RECORDS FOR THE EXERCISE:
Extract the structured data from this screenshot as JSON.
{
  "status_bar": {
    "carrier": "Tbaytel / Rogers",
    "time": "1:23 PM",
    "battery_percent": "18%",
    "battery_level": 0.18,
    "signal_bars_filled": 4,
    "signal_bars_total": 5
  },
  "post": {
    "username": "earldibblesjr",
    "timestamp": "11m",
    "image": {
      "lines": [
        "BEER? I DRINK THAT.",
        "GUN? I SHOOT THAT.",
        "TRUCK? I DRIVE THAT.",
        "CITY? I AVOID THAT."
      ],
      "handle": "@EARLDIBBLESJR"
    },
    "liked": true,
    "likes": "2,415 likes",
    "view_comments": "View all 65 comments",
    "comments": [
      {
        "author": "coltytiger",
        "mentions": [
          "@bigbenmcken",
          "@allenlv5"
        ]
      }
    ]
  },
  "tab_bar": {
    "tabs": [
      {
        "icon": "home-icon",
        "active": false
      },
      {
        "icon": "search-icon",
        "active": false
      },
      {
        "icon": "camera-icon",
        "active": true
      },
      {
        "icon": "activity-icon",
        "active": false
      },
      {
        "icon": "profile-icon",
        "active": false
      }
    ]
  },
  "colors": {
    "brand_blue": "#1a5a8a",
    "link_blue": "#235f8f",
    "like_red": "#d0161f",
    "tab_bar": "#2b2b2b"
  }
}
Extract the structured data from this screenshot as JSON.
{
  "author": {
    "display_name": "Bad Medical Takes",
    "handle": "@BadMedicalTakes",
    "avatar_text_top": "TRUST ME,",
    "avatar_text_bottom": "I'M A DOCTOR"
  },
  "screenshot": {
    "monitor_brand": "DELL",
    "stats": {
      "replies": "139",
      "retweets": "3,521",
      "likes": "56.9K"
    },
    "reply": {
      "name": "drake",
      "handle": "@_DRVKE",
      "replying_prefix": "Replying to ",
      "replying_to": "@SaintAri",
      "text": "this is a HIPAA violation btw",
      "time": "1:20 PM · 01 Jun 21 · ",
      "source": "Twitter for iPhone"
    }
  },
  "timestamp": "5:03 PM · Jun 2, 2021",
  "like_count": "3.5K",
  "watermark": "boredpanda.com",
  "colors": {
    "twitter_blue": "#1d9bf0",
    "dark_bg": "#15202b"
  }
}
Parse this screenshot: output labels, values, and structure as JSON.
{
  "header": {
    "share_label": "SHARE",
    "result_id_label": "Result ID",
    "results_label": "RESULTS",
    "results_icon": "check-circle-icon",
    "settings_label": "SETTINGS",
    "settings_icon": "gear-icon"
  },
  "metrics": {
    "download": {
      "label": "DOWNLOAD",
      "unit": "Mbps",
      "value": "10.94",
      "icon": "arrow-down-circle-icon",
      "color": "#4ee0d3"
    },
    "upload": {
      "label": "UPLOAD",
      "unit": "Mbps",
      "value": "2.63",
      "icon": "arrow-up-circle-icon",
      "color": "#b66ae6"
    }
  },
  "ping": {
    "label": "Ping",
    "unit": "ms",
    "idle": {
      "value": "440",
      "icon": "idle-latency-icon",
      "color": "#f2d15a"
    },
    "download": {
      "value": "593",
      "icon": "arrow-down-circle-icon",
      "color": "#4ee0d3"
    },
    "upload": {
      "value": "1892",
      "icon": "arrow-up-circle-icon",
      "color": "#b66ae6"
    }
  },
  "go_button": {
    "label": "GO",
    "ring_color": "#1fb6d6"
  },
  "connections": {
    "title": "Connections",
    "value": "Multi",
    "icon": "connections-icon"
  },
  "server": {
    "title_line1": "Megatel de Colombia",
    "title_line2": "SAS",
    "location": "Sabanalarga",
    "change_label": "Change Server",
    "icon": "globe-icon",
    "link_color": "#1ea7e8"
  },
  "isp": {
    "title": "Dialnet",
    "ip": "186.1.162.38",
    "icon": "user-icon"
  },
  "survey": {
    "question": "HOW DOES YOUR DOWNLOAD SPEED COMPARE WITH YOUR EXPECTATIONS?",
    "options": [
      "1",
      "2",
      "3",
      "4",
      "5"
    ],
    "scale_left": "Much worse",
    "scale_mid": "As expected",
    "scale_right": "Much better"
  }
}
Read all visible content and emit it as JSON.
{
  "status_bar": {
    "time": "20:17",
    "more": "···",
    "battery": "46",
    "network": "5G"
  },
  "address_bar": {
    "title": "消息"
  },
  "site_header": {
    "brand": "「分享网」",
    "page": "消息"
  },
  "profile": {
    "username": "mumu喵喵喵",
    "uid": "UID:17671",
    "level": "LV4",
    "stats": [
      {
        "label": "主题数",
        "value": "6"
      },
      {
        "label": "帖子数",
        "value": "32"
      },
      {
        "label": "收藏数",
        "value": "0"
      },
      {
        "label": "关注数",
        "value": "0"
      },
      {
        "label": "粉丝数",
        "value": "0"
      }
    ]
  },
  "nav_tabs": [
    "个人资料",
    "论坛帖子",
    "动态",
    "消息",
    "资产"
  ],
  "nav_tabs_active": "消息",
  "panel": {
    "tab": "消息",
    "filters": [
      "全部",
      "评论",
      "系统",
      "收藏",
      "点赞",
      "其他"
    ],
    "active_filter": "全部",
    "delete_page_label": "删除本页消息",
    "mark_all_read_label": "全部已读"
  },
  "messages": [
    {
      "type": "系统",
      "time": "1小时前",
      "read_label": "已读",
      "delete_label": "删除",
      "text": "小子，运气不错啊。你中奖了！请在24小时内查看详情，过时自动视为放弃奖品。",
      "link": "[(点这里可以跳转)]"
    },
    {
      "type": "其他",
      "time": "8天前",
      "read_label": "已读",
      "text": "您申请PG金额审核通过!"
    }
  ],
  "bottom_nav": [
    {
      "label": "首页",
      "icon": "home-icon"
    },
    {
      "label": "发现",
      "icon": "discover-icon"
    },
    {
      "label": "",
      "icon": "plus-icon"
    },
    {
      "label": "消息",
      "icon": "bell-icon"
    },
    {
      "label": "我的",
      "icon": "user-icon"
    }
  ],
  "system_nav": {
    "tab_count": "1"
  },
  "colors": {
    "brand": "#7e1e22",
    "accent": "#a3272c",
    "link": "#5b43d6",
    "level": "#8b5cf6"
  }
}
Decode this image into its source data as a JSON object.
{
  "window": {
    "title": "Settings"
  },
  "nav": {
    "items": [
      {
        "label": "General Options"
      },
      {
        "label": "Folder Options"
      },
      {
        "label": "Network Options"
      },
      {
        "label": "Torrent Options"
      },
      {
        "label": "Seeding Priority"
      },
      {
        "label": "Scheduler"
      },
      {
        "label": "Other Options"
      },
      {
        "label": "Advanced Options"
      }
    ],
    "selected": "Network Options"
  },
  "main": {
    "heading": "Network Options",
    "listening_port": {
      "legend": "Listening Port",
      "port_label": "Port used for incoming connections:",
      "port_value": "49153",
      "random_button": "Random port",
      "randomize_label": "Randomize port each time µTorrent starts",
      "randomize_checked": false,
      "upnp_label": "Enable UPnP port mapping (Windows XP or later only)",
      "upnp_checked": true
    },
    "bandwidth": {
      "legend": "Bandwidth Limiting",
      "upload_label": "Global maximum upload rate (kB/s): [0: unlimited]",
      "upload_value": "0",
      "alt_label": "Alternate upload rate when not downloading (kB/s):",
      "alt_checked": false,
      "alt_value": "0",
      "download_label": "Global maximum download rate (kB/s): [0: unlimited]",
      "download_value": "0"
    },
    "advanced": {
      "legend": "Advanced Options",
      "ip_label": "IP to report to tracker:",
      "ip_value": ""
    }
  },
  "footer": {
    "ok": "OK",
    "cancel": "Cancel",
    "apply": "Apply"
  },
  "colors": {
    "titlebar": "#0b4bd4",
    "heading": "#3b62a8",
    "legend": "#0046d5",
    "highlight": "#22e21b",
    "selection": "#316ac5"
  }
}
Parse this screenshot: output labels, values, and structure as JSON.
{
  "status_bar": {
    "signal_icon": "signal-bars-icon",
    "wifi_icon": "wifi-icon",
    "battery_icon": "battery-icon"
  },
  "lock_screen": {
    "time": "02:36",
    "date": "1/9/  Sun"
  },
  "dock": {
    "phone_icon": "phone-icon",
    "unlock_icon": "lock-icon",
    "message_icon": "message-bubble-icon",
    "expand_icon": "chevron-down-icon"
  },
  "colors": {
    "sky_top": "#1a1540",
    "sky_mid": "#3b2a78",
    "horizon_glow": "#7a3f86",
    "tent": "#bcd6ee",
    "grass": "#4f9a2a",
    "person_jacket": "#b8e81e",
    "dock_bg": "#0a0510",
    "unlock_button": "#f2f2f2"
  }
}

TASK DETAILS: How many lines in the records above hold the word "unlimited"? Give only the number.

ANSWER SECTION: 2